> Exercise requirements
The entries should each be set down again precisely.

··········

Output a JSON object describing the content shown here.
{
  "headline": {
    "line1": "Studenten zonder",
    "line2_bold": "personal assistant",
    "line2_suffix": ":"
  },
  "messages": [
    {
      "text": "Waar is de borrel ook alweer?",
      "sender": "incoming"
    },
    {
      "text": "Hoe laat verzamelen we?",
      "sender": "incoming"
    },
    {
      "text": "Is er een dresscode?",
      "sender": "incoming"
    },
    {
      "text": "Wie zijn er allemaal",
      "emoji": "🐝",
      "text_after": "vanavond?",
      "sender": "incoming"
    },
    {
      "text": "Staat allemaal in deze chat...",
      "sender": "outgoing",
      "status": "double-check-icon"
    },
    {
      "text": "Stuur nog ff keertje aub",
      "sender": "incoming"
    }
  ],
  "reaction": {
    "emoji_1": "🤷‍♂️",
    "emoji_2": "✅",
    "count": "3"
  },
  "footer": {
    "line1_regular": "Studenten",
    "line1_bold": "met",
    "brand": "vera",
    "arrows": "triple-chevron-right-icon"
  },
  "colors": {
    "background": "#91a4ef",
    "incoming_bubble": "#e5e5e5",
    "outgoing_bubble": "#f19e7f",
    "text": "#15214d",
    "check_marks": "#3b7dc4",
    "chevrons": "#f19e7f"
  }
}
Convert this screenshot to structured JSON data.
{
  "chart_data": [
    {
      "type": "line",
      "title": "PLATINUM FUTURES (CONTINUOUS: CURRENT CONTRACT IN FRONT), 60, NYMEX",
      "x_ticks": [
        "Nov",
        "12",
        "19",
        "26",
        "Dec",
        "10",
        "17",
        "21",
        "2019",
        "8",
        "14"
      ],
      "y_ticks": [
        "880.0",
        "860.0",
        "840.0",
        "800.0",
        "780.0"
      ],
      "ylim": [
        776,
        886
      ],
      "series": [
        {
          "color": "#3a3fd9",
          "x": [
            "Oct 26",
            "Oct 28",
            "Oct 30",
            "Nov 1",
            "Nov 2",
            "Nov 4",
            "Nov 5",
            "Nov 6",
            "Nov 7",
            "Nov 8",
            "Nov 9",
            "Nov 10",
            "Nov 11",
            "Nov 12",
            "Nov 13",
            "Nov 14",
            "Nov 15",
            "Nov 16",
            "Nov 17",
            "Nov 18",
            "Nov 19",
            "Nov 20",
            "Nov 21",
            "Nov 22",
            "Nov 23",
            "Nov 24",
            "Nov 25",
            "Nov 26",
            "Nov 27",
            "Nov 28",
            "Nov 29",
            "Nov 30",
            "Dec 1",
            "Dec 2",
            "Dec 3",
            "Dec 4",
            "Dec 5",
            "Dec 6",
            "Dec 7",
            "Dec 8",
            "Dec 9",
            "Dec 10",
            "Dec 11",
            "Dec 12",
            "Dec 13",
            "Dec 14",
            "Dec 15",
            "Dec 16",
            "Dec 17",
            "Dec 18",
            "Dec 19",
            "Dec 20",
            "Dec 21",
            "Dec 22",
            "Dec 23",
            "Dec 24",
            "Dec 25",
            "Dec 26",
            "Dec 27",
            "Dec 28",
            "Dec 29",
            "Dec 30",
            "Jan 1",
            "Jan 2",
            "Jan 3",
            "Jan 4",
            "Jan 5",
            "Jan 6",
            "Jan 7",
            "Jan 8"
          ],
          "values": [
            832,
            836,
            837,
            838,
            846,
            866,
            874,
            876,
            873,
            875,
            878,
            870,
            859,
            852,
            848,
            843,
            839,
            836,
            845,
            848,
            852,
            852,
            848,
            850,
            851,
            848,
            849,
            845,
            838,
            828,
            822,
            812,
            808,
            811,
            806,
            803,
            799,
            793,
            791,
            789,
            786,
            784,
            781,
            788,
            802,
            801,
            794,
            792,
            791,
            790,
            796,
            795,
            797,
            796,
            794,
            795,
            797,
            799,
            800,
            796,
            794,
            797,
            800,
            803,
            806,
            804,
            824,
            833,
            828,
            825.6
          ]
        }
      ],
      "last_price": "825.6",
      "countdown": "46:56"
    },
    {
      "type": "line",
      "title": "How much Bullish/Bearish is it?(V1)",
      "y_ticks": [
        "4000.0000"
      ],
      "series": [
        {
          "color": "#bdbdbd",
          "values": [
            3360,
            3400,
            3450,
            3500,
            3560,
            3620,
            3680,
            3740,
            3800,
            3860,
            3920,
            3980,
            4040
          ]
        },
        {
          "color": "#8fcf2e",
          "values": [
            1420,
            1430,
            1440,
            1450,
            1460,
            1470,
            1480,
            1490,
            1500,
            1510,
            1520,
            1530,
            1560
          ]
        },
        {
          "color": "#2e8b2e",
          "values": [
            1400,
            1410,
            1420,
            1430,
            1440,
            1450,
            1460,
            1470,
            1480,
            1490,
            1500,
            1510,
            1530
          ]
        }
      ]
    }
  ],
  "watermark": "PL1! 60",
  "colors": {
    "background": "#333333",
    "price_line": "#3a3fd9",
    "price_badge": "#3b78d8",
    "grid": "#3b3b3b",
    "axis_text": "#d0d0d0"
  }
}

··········

> Reply to the task
Output a JSON object describing the content shown here.
{
  "headline": {
    "line1": "Studenten zonder",
    "line2_bold": "personal assistant",
    "line2_suffix": ":"
  },
  "messages": [
    {
      "text": "Waar is de borrel ook alweer?",
      "sender": "incoming"
    },
    {
      "text": "Hoe laat verzamelen we?",
      "sender": "incoming"
    },
    {
      "text": "Is er een dresscode?",
      "sender": "incoming"
    },
    {
      "text": "Wie zijn er allemaal",
      "emoji": "🐝",
      "text_after": "vanavond?",
      "sender": "incoming"
    },
    {
      "text": "Staat allemaal in deze chat...",
      "sender": "outgoing",
      "status": "double-check-icon"
    },
    {
      "text": "Stuur nog ff keertje aub",
      "sender": "incoming"
    }
  ],
  "reaction": {
    "emoji_1": "🤷‍♂️",
    "emoji_2": "✅",
    "count": "3"
  },
  "footer": {
    "line1_regular": "Studenten",
    "line1_bold": "met",
    "brand": "vera",
    "arrows": "triple-chevron-right-icon"
  },
  "colors": {
    "background": "#91a4ef",
    "incoming_bubble": "#e5e5e5",
    "outgoing_bubble": "#f19e7f",
    "text": "#15214d",
    "check_marks": "#3b7dc4",
    "chevrons": "#f19e7f"
  }
}
Convert this screenshot to structured JSON data.
{
  "chart_data": [
    {
      "type": "line",
      "title": "PLATINUM FUTURES (CONTINUOUS: CURRENT CONTRACT IN FRONT), 60, NYMEX",
      "x_ticks": [
        "Nov",
        "12",
        "19",
        "26",
        "Dec",
        "10",
        "17",
        "21",
        "2019",
        "8",
        "14"
      ],
      "y_ticks": [
        "880.0",
        "860.0",
        "840.0",
        "800.0",
        "780.0"
      ],
      "ylim": [
        776,
        886
      ],
      "series": [
        {
          "color": "#3a3fd9",
          "x": [
            "Oct 26",
            "Oct 28",
            "Oct 30",
            "Nov 1",
            "Nov 2",
            "Nov 4",
            "Nov 5",
            "Nov 6",
            "Nov 7",
            "Nov 8",
            "Nov 9",
            "Nov 10",
            "Nov 11",
            "Nov 12",
            "Nov 13",
            "Nov 14",
            "Nov 15",
            "Nov 16",
            "Nov 17",
            "Nov 18",
            "Nov 19",
            "Nov 20",
            "Nov 21",
            "Nov 22",
            "Nov 23",
            "Nov 24",
            "Nov 25",
            "Nov 26",
            "Nov 27",
            "Nov 28",
            "Nov 29",
            "Nov 30",
            "Dec 1",
            "Dec 2",
            "Dec 3",
            "Dec 4",
            "Dec 5",
            "Dec 6",
            "Dec 7",
            "Dec 8",
            "Dec 9",
            "Dec 10",
            "Dec 11",
            "Dec 12",
            "Dec 13",
            "Dec 14",
            "Dec 15",
            "Dec 16",
            "Dec 17",
            "Dec 18",
            "Dec 19",
            "Dec 20",
            "Dec 21",
            "Dec 22",
            "Dec 23",
            "Dec 24",
            "Dec 25",
            "Dec 26",
            "Dec 27",
            "Dec 28",
            "Dec 29",
            "Dec 30",
            "Jan 1",
            "Jan 2",
            "Jan 3",
            "Jan 4",
            "Jan 5",
            "Jan 6",
            "Jan 7",
            "Jan 8"
          ],
          "values": [
            832,
            836,
            837,
            838,
            846,
            866,
            874,
            876,
            873,
            875,
            878,
            870,
            859,
            852,
            848,
            843,
            839,
            836,
            845,
            848,
            852,
            852,
            848,
            850,
            851,
            848,
            849,
            845,
            838,
            828,
            822,
            812,
            808,
            811,
            806,
            803,
            799,
            793,
            791,
            789,
            786,
            784,
            781,
            788,
            802,
            801,
            794,
            792,
            791,
            790,
            796,
            795,
            797,
            796,
            794,
            795,
            797,
            799,
            800,
            796,
            794,
            797,
            800,
            803,
            806,
            804,
            824,
            833,
            828,
            825.6
          ]
        }
      ],
      "last_price": "825.6",
      "countdown": "46:56"
    },
    {
      "type": "line",
      "title": "How much Bullish/Bearish is it?(V1)",
      "y_ticks": [
        "4000.0000"
      ],
      "series": [
        {
          "color": "#bdbdbd",
          "values": [
            3360,
            3400,
            3450,
            3500,
            3560,
            3620,
            3680,
            3740,
            3800,
            3860,
            3920,
            3980,
            4040
          ]
        },
        {
          "color": "#8fcf2e",
          "values": [
            1420,
            1430,
            1440,
            1450,
            1460,
            1470,
            1480,
            1490,
            1500,
            1510,
            1520,
            1530,
            1560
          ]
        },
        {
          "color": "#2e8b2e",
          "values": [
            1400,
            1410,
            1420,
            1430,
            1440,
            1450,
            1460,
            1470,
            1480,
            1490,
            1500,
            1510,
            1530
          ]
        }
      ]
    }
  ],
  "watermark": "PL1! 60",
  "colors": {
    "background": "#333333",
    "price_line": "#3a3fd9",
    "price_badge": "#3b78d8",
    "grid": "#3b3b3b",
    "axis_text": "#d0d0d0"
  }
}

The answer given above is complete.